> _Supplied records_:

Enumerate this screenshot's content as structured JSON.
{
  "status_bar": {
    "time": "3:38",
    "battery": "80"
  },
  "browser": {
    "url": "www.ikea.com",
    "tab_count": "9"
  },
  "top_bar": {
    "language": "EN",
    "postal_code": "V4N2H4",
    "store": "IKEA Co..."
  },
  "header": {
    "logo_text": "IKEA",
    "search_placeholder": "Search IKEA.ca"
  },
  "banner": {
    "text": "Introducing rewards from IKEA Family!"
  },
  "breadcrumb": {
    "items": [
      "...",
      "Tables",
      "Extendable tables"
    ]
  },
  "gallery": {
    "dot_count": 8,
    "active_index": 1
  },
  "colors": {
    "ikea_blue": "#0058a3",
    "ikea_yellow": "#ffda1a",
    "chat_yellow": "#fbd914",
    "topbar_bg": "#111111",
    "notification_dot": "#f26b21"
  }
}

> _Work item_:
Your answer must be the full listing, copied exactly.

> _Solution to this problem_:
Enumerate this screenshot's content as structured JSON.
{
  "status_bar": {
    "time": "3:38",
    "battery": "80"
  },
  "browser": {
    "url": "www.ikea.com",
    "tab_count": "9"
  },
  "top_bar": {
    "language": "EN",
    "postal_code": "V4N2H4",
    "store": "IKEA Co..."
  },
  "header": {
    "logo_text": "IKEA",
    "search_placeholder": "Search IKEA.ca"
  },
  "banner": {
    "text": "Introducing rewards from IKEA Family!"
  },
  "breadcrumb": {
    "items": [
      "...",
      "Tables",
      "Extendable tables"
    ]
  },
  "gallery": {
    "dot_count": 8,
    "active_index": 1
  },
  "colors": {
    "ikea_blue": "#0058a3",
    "ikea_yellow": "#ffda1a",
    "chat_yellow": "#fbd914",
    "topbar_bg": "#111111",
    "notification_dot": "#f26b21"
  }
}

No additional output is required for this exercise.